═════ ENTRIES SUPPLIED

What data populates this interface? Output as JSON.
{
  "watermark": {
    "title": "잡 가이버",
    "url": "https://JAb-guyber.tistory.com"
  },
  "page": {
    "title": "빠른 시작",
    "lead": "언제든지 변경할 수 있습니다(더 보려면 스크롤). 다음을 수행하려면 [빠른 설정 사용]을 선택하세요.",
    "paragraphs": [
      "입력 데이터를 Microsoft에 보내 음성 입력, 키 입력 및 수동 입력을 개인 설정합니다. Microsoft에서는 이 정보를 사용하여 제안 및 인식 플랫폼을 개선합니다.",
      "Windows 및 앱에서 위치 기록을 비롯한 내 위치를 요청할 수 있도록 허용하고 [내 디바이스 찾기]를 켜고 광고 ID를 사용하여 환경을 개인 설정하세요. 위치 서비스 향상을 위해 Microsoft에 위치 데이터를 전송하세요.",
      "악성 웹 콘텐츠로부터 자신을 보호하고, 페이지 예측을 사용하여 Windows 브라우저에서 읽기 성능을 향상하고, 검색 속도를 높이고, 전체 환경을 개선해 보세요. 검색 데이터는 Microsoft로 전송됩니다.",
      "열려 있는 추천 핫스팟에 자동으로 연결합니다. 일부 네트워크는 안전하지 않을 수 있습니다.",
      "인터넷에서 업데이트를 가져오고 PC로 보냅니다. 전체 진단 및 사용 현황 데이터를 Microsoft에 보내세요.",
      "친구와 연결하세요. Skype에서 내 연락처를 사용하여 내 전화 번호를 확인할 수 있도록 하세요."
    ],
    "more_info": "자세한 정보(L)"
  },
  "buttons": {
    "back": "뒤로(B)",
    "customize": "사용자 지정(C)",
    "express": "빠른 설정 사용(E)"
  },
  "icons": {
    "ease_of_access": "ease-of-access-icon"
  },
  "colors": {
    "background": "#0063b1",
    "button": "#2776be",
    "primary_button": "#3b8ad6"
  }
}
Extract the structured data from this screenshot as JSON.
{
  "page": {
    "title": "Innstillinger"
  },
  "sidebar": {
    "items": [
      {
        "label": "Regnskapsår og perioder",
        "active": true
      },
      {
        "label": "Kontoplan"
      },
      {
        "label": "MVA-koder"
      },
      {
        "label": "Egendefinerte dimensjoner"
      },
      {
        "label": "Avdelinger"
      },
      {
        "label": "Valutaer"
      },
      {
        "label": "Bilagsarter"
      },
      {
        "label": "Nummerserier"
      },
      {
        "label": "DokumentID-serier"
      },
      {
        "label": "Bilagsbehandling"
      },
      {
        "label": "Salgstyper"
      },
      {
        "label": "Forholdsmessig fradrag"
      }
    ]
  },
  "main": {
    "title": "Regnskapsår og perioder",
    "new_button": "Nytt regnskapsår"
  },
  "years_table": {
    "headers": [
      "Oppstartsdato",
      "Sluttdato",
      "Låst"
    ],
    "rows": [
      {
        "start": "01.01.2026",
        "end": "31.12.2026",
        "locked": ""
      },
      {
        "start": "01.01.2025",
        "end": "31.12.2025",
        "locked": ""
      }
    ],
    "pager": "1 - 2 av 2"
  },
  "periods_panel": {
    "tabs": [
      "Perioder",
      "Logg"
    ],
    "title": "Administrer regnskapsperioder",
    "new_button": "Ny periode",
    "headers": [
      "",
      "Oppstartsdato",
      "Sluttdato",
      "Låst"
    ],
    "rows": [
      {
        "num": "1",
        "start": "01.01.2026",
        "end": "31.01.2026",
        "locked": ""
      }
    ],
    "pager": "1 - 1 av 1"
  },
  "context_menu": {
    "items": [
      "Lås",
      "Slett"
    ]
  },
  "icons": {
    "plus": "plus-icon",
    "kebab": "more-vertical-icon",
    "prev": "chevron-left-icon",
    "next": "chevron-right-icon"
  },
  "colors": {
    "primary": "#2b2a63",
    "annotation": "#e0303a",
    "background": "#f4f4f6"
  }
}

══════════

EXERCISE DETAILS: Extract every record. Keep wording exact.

WRITTEN REPLY:
What data populates this interface? Output as JSON.
{
  "watermark": {
    "title": "잡 가이버",
    "url": "https://JAb-guyber.tistory.com"
  },
  "page": {
    "title": "빠른 시작",
    "lead": "언제든지 변경할 수 있습니다(더 보려면 스크롤). 다음을 수행하려면 [빠른 설정 사용]을 선택하세요.",
    "paragraphs": [
      "입력 데이터를 Microsoft에 보내 음성 입력, 키 입력 및 수동 입력을 개인 설정합니다. Microsoft에서는 이 정보를 사용하여 제안 및 인식 플랫폼을 개선합니다.",
      "Windows 및 앱에서 위치 기록을 비롯한 내 위치를 요청할 수 있도록 허용하고 [내 디바이스 찾기]를 켜고 광고 ID를 사용하여 환경을 개인 설정하세요. 위치 서비스 향상을 위해 Microsoft에 위치 데이터를 전송하세요.",
      "악성 웹 콘텐츠로부터 자신을 보호하고, 페이지 예측을 사용하여 Windows 브라우저에서 읽기 성능을 향상하고, 검색 속도를 높이고, 전체 환경을 개선해 보세요. 검색 데이터는 Microsoft로 전송됩니다.",
      "열려 있는 추천 핫스팟에 자동으로 연결합니다. 일부 네트워크는 안전하지 않을 수 있습니다.",
      "인터넷에서 업데이트를 가져오고 PC로 보냅니다. 전체 진단 및 사용 현황 데이터를 Microsoft에 보내세요.",
      "친구와 연결하세요. Skype에서 내 연락처를 사용하여 내 전화 번호를 확인할 수 있도록 하세요."
    ],
    "more_info": "자세한 정보(L)"
  },
  "buttons": {
    "back": "뒤로(B)",
    "customize": "사용자 지정(C)",
    "express": "빠른 설정 사용(E)"
  },
  "icons": {
    "ease_of_access": "ease-of-access-icon"
  },
  "colors": {
    "background": "#0063b1",
    "button": "#2776be",
    "primary_button": "#3b8ad6"
  }
}
Extract the structured data from this screenshot as JSON.
{
  "page": {
    "title": "Innstillinger"
  },
  "sidebar": {
    "items": [
      {
        "label": "Regnskapsår og perioder",
        "active": true
      },
      {
        "label": "Kontoplan"
      },
      {
        "label": "MVA-koder"
      },
      {
        "label": "Egendefinerte dimensjoner"
      },
      {
        "label": "Avdelinger"
      },
      {
        "label": "Valutaer"
      },
      {
        "label": "Bilagsarter"
      },
      {
        "label": "Nummerserier"
      },
      {
        "label": "DokumentID-serier"
      },
      {
        "label": "Bilagsbehandling"
      },
      {
        "label": "Salgstyper"
      },
      {
        "label": "Forholdsmessig fradrag"
      }
    ]
  },
  "main": {
    "title": "Regnskapsår og perioder",
    "new_button": "Nytt regnskapsår"
  },
  "years_table": {
    "headers": [
      "Oppstartsdato",
      "Sluttdato",
      "Låst"
    ],
    "rows": [
      {
        "start": "01.01.2026",
        "end": "31.12.2026",
        "locked": ""
      },
      {
        "start": "01.01.2025",
        "end": "31.12.2025",
        "locked": ""
      }
    ],
    "pager": "1 - 2 av 2"
  },
  "periods_panel": {
    "tabs": [
      "Perioder",
      "Logg"
    ],
    "title": "Administrer regnskapsperioder",
    "new_button": "Ny periode",
    "headers": [
      "",
      "Oppstartsdato",
      "Sluttdato",
      "Låst"
    ],
    "rows": [
      {
        "num": "1",
        "start": "01.01.2026",
        "end": "31.01.2026",
        "locked": ""
      }
    ],
    "pager": "1 - 1 av 1"
  },
  "context_menu": {
    "items": [
      "Lås",
      "Slett"
    ]
  },
  "icons": {
    "plus": "plus-icon",
    "kebab": "more-vertical-icon",
    "prev": "chevron-left-icon",
    "next": "chevron-right-icon"
  },
  "colors": {
    "primary": "#2b2a63",
    "annotation": "#e0303a",
    "background": "#f4f4f6"
  }
}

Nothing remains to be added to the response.